Edward Schumacher-Matos appears in the following:
Thursday, April 18, 2013
An independent review of NPR's Mideast coverage by former foreign editor John Felton. He found the coverage to be generally accurate and balanced, but chided NPR for relying too much on Washington-based experts to explain events in Israel and the Palestinian territories.
Friday, March 15, 2013
Many listeners complain that for the last month NPR has been "all Catholic radio, all the time." Our review finds that the story count has indeed been overwhelming. But in a comparison among religions and denominations, Catholicism is unique in size, institutional organization and global influence. Now that we have Pope Francis, however, a news break might be nice.
Thursday, March 14, 2013
A newscast report designed to give a break to the papal coverage instead offended Hindu listeners. The complaints underscored the danger of being tempted by exoticism. The sirens here were naked Nepalese ascetics smoking weed.
Thursday, March 14, 2013
Of the many responses to my post on what to call people over 60 (or 70, 80 or 90), the three responses repeated here stand out for their expressiveness — or in the case of Morning Edition sports commentator Frank Deford, for just being downright ornery. Or maybe wise. You might be stimulated to add your own.
Tuesday, March 12, 2013
When the headline on the Web version of a recent story called an active, 71-year-old midwife "elderly," she was offended. The reporter, meanwhile, asked for advice on what words to use. A check with experts finds division. Maybe, live forever and avoid labels? Please advise (about the labels).
Friday, March 08, 2013
Psychologists find that in experiencing a news story on a divisive issue, we all hear the arguments supporting the other side more than our own. We thus tend to see bias, often wrongly. Was this the case in a story about a Palestinian documentary filmmaker working near Israeli settlements on the West Bank?
Friday, March 01, 2013

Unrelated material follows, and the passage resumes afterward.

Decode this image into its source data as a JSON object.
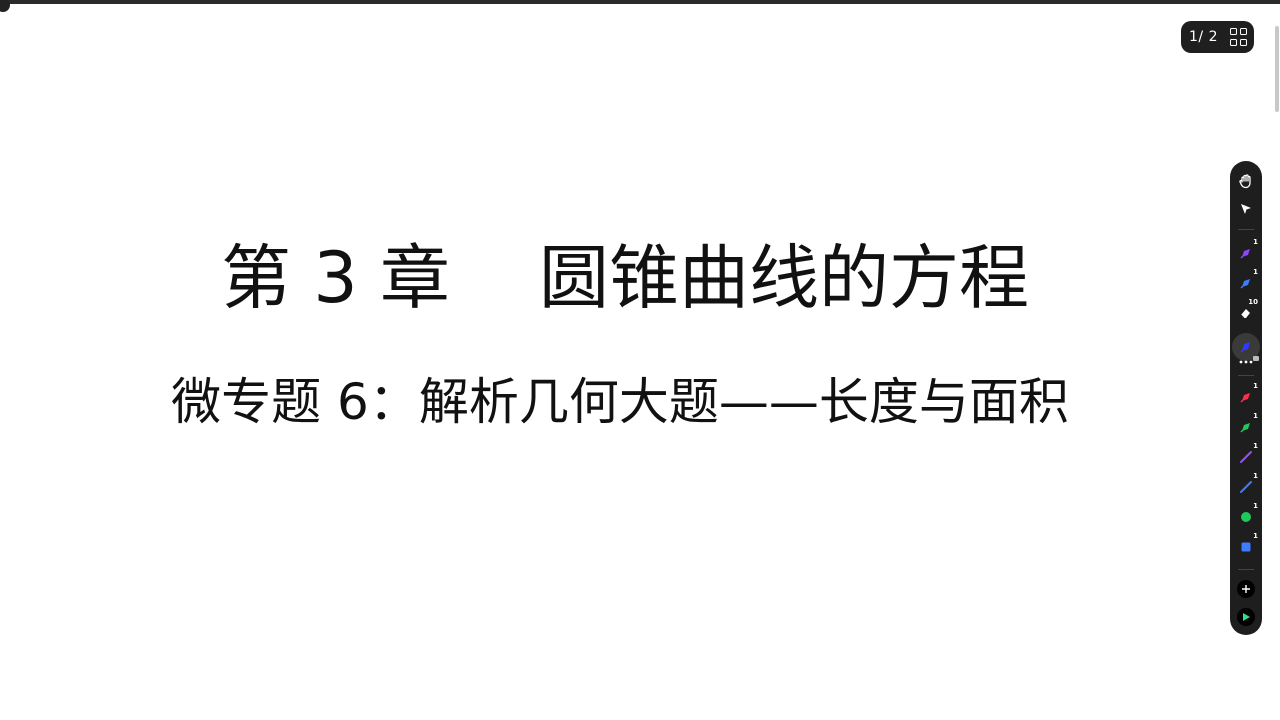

A cost-cutting, face-saving move by the Post to replace its independent ombudsman with what sounds like a customer care representative is sadly shortsighted. It contributes precisely to the decline in public trust that lies behind the travails at the Post and all American news media. NPR in polls confronts the same trust malady. The press grows in power, yet sheds ever more controls. Editors will never investigate themselves. The public rebels.
Friday, December 07, 2012
Metaphors can be great for framing the urgency of a problem, but what do you do when the image isn't accurate? If you are the president or a Republican Congressional leader, you keep hammering with the metaphor anyway. It's all Ben Bernanke's fault.
Friday, July 13, 2012
In the past few weeks, two NPR reporters have interviewed New Jersey small business owner Joe Olivo. What both reporters neglected to note was Olivo's affiliation with the lobbying organization The National Federation of Independent Business. Bob talks to Olivo, and NPR Ombudsman Edward Schumacher-Matos about whether disclosing Olivo's relationship with the NFIB was necessary context for listeners of those stories.
Smog - Held